Growing up I was surrounded with the game of baseball. Going to Angels and Dodger games have been a family affair since I was a little kid. My brother and I looked up to the athletes as our role models. We would wait after games and try to get the players’ autographs because we were so amazed at their athleticism and they were what we ultimately would like to be: a professional athlete.
So, when I look back at the years I have spent at all the ball parks and around these athletes, whether it was in person or on television it provides great memories. I remember asking my dad what I needed to do to be as good as them. The most common response was practice and work hard.
This makes me wonder what response kids are getting today. The response from Major League Baseball now would seem to be, use performance enhancing substances and you will be able to hit 661 home runs like Barry Bonds. Forget the hard work!
I still love the game today, but it is not as pure as I remember it. In recent months Major League Baseball decided to start “penalizing” players for using steroids. After records have been made!
The penalties, which are so minimal they do not include suspensions or even public disclosure, are going into effect because last November more than 5 percent of anonymous steroid tests came back positive among Major League baseball players. Last time I checked, steroids were illegal unless prescribed by a doctor for medical reasons. So what’s going on with these so-called role models?
Under baseball’s current labor contract, which took effect on Sept. 30, 2002, testing with penalties begins after any season in which 5 percent of survey tests are positive.
What kind of message is that sending to our youth that looks up to these record setting athletes? Steroids are okay as long as fewer than 5 percent of baseball players are using them.
If MLB has minimal testing and remains silent when the subject comes up they think maybe the issue will become less popular and fade away. They were handed a rude awakening.
Federal authorities confiscated the results and samples of drug tests last week of several Major League players that testified last winter to a grand jury that investigated and brought charges against an alleged steroid distribution ring.
MLB’s silence on the issue is suspicious and the fact that they are cozy with the player’s union doubles the suspicion. These tests are no longer in the hands of MLB. So, I am expecting a twist.
All other professional sports have extremely strict banned-substances lists. So why not MLB? The bottom line is, steroids and other performance enhancing drugs take the meaning out of what it takes to be a professional athlete. I is supposed to take talent and dedication, not injecting oneself with a needle, to be the best.
Meanwhile, beloved home run records are being tarnished.
MLB must stop ignoring the problem and take action. Nobody knows the specific extent of steroid use in MLB or who exactly is involved. But, we do know that something is going on and it is not sending a positive message to our youth. In fact it is damaging the reputation of America’s favorite past time.

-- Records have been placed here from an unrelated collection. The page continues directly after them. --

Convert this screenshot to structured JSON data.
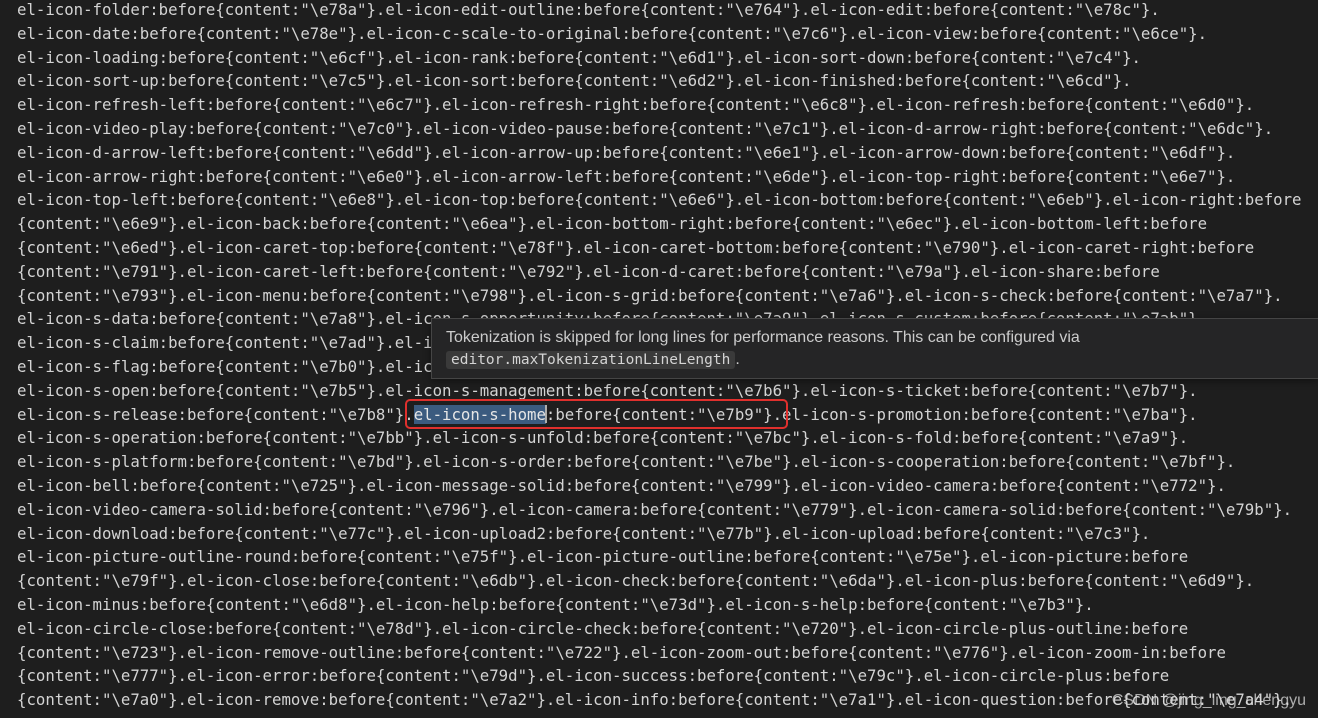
{
  "lines": [
    "el-icon-folder:before{content:\"\\e78a\"}.el-icon-edit-outline:before{content:\"\\e764\"}.el-icon-edit:before{content:\"\\e78c\"}.",
    "el-icon-date:before{content:\"\\e78e\"}.el-icon-c-scale-to-original:before{content:\"\\e7c6\"}.el-icon-view:before{content:\"\\e6ce\"}.",
    "el-icon-loading:before{content:\"\\e6cf\"}.el-icon-rank:before{content:\"\\e6d1\"}.el-icon-sort-down:before{content:\"\\e7c4\"}.",
    "el-icon-sort-up:before{content:\"\\e7c5\"}.el-icon-sort:before{content:\"\\e6d2\"}.el-icon-finished:before{content:\"\\e6cd\"}.",
    "el-icon-refresh-left:before{content:\"\\e6c7\"}.el-icon-refresh-right:before{content:\"\\e6c8\"}.el-icon-refresh:before{content:\"\\e6d0\"}.",
    "el-icon-video-play:before{content:\"\\e7c0\"}.el-icon-video-pause:before{content:\"\\e7c1\"}.el-icon-d-arrow-right:before{content:\"\\e6dc\"}.",
    "el-icon-d-arrow-left:before{content:\"\\e6dd\"}.el-icon-arrow-up:before{content:\"\\e6e1\"}.el-icon-arrow-down:before{content:\"\\e6df\"}.",
    "el-icon-arrow-right:before{content:\"\\e6e0\"}.el-icon-arrow-left:before{content:\"\\e6de\"}.el-icon-top-right:before{content:\"\\e6e7\"}.",
    "el-icon-top-left:before{content:\"\\e6e8\"}.el-icon-top:before{content:\"\\e6e6\"}.el-icon-bottom:before{content:\"\\e6eb\"}.el-icon-right:before",
    "{content:\"\\e6e9\"}.el-icon-back:before{content:\"\\e6ea\"}.el-icon-bottom-right:before{content:\"\\e6ec\"}.el-icon-bottom-left:before",
    "{content:\"\\e6ed\"}.el-icon-caret-top:before{content:\"\\e78f\"}.el-icon-caret-bottom:before{content:\"\\e790\"}.el-icon-caret-right:before",
    "{content:\"\\e791\"}.el-icon-caret-left:before{content:\"\\e792\"}.el-icon-d-caret:before{content:\"\\e79a\"}.el-icon-share:before",
    "{content:\"\\e793\"}.el-icon-menu:before{content:\"\\e798\"}.el-icon-s-grid:before{content:\"\\e7a6\"}.el-icon-s-check:before{content:\"\\e7a7\"}.",
    "el-icon-s-data:before{content:\"\\e7a8\"}.el-icon-s-opportunity:before{content:\"\\e7a9\"}.el-icon-s-custom:before{content:\"\\e7ab\"}.",
    "el-icon-s-claim:before{content:\"\\e7ad\"}.el-icon-s-finance:before{content:\"\\e7ae\"}.el-icon-s-comment:before{content:\"\\e7af\"}.",
    "el-icon-s-flag:before{content:\"\\e7b0\"}.el-icon-s-marketing:before{content:\"\\e7b1\"}.el-icon-s-shop:before{content:\"\\e7b2\"}.",
    "el-icon-s-open:before{content:\"\\e7b5\"}.el-icon-s-management:before{content:\"\\e7b6\"}.el-icon-s-ticket:before{content:\"\\e7b7\"}.",
    null,
    "el-icon-s-operation:before{content:\"\\e7bb\"}.el-icon-s-unfold:before{content:\"\\e7bc\"}.el-icon-s-fold:before{content:\"\\e7a9\"}.",
    "el-icon-s-platform:before{content:\"\\e7bd\"}.el-icon-s-order:before{content:\"\\e7be\"}.el-icon-s-cooperation:before{content:\"\\e7bf\"}.",
    "el-icon-bell:before{content:\"\\e725\"}.el-icon-message-solid:before{content:\"\\e799\"}.el-icon-video-camera:before{content:\"\\e772\"}.",
    "el-icon-video-camera-solid:before{content:\"\\e796\"}.el-icon-camera:before{content:\"\\e779\"}.el-icon-camera-solid:before{content:\"\\e79b\"}.",
    "el-icon-download:before{content:\"\\e77c\"}.el-icon-upload2:before{content:\"\\e77b\"}.el-icon-upload:before{content:\"\\e7c3\"}.",
    "el-icon-picture-outline-round:before{content:\"\\e75f\"}.el-icon-picture-outline:before{content:\"\\e75e\"}.el-icon-picture:before",
    "{content:\"\\e79f\"}.el-icon-close:before{content:\"\\e6db\"}.el-icon-check:before{content:\"\\e6da\"}.el-icon-plus:before{content:\"\\e6d9\"}.",
    "el-icon-minus:before{content:\"\\e6d8\"}.el-icon-help:before{content:\"\\e73d\"}.el-icon-s-help:before{content:\"\\e7b3\"}.",
    "el-icon-circle-close:before{content:\"\\e78d\"}.el-icon-circle-check:before{content:\"\\e720\"}.el-icon-circle-plus-outline:before",
    "{content:\"\\e723\"}.el-icon-remove-outline:before{content:\"\\e722\"}.el-icon-zoom-out:before{content:\"\\e776\"}.el-icon-zoom-in:before",
    "{content:\"\\e777\"}.el-icon-error:before{content:\"\\e79d\"}.el-icon-success:before{content:\"\\e79c\"}.el-icon-circle-plus:before",
    "{content:\"\\e7a0\"}.el-icon-remove:before{content:\"\\e7a2\"}.el-icon-info:before{content:\"\\e7a1\"}.el-icon-question:before{content:\"\\e7a4\"}."
  ],
  "selected_line": {
    "before": "el-icon-s-release:before{content:\"\\e7b8\"}.",
    "selected": "el-icon-s-home",
    "after": ":before{content:\"\\e7b9\"}.el-icon-s-promotion:before{content:\"\\e7ba\"}."
  },
  "hover": {
    "message": "Tokenization is skipped for long lines for performance reasons. This can be configured via",
    "setting": "editor.maxTokenizationLineLength",
    "suffix": "."
  },
  "watermark": "CSDN @jing_ling_chengyu",
  "colors": {
    "background": "#1e1e1e",
    "text": "#d4d4d4",
    "selection": "#3b5b7f",
    "annotation_box": "#e0302d",
    "hover_background": "#252526"
  }
}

Amanda Egan, a senior journalism major, is news editor of the Campus Times. She can be reached by e-mail at firstname.lastname@example.org.